Exercise:
With no additions or omissions, print the listing that follows.

Supplied entries:
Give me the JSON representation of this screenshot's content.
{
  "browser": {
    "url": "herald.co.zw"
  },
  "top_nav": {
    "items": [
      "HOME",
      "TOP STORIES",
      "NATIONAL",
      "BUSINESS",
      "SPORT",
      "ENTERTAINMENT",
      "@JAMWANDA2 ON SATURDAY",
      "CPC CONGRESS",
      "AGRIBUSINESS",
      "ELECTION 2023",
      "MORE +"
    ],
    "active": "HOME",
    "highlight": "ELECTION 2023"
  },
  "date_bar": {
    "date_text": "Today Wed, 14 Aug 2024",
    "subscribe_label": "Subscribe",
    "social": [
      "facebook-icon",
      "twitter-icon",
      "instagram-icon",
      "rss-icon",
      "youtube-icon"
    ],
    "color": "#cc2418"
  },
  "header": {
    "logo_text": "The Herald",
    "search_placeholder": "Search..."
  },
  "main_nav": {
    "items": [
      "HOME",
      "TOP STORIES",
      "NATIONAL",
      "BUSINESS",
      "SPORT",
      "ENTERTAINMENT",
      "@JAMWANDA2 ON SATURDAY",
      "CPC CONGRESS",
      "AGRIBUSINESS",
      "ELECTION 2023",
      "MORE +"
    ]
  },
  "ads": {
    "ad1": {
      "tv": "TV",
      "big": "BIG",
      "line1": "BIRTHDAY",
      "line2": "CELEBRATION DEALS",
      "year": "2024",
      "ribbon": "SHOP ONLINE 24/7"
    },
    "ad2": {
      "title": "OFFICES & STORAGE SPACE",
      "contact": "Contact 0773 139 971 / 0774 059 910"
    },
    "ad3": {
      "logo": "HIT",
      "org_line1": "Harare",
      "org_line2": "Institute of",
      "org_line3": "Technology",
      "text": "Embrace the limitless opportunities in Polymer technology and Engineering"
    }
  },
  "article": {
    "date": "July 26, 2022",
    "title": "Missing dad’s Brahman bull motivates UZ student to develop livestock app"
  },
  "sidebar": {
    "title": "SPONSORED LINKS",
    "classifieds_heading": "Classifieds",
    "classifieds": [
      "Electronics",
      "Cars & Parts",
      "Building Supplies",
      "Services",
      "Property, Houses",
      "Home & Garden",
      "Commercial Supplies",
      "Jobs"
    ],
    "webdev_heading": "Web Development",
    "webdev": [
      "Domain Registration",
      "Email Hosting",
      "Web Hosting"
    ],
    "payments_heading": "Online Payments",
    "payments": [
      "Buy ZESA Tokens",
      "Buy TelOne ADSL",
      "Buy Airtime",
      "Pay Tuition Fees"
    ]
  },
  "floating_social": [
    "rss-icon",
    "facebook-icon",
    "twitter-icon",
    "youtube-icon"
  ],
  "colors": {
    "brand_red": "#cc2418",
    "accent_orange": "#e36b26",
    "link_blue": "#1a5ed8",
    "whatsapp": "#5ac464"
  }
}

Exercise output:
Give me the JSON representation of this screenshot's content.
{
  "browser": {
    "url": "herald.co.zw"
  },
  "top_nav": {
    "items": [
      "HOME",
      "TOP STORIES",
      "NATIONAL",
      "BUSINESS",
      "SPORT",
      "ENTERTAINMENT",
      "@JAMWANDA2 ON SATURDAY",
      "CPC CONGRESS",
      "AGRIBUSINESS",
      "ELECTION 2023",
      "MORE +"
    ],
    "active": "HOME",
    "highlight": "ELECTION 2023"
  },
  "date_bar": {
    "date_text": "Today Wed, 14 Aug 2024",
    "subscribe_label": "Subscribe",
    "social": [
      "facebook-icon",
      "twitter-icon",
      "instagram-icon",
      "rss-icon",
      "youtube-icon"
    ],
    "color": "#cc2418"
  },
  "header": {
    "logo_text": "The Herald",
    "search_placeholder": "Search..."
  },
  "main_nav": {
    "items": [
      "HOME",
      "TOP STORIES",
      "NATIONAL",
      "BUSINESS",
      "SPORT",
      "ENTERTAINMENT",
      "@JAMWANDA2 ON SATURDAY",
      "CPC CONGRESS",
      "AGRIBUSINESS",
      "ELECTION 2023",
      "MORE +"
    ]
  },
  "ads": {
    "ad1": {
      "tv": "TV",
      "big": "BIG",
      "line1": "BIRTHDAY",
      "line2": "CELEBRATION DEALS",
      "year": "2024",
      "ribbon": "SHOP ONLINE 24/7"
    },
    "ad2": {
      "title": "OFFICES & STORAGE SPACE",
      "contact": "Contact 0773 139 971 / 0774 059 910"
    },
    "ad3": {
      "logo": "HIT",
      "org_line1": "Harare",
      "org_line2": "Institute of",
      "org_line3": "Technology",
      "text": "Embrace the limitless opportunities in Polymer technology and Engineering"
    }
  },
  "article": {
    "date": "July 26, 2022",
    "title": "Missing dad’s Brahman bull motivates UZ student to develop livestock app"
  },
  "sidebar": {
    "title": "SPONSORED LINKS",
    "classifieds_heading": "Classifieds",
    "classifieds": [
      "Electronics",
      "Cars & Parts",
      "Building Supplies",
      "Services",
      "Property, Houses",
      "Home & Garden",
      "Commercial Supplies",
      "Jobs"
    ],
    "webdev_heading": "Web Development",
    "webdev": [
      "Domain Registration",
      "Email Hosting",
      "Web Hosting"
    ],
    "payments_heading": "Online Payments",
    "payments": [
      "Buy ZESA Tokens",
      "Buy TelOne ADSL",
      "Buy Airtime",
      "Pay Tuition Fees"
    ]
  },
  "floating_social": [
    "rss-icon",
    "facebook-icon",
    "twitter-icon",
    "youtube-icon"
  ],
  "colors": {
    "brand_red": "#cc2418",
    "accent_orange": "#e36b26",
    "link_blue": "#1a5ed8",
    "whatsapp": "#5ac464"
  }
}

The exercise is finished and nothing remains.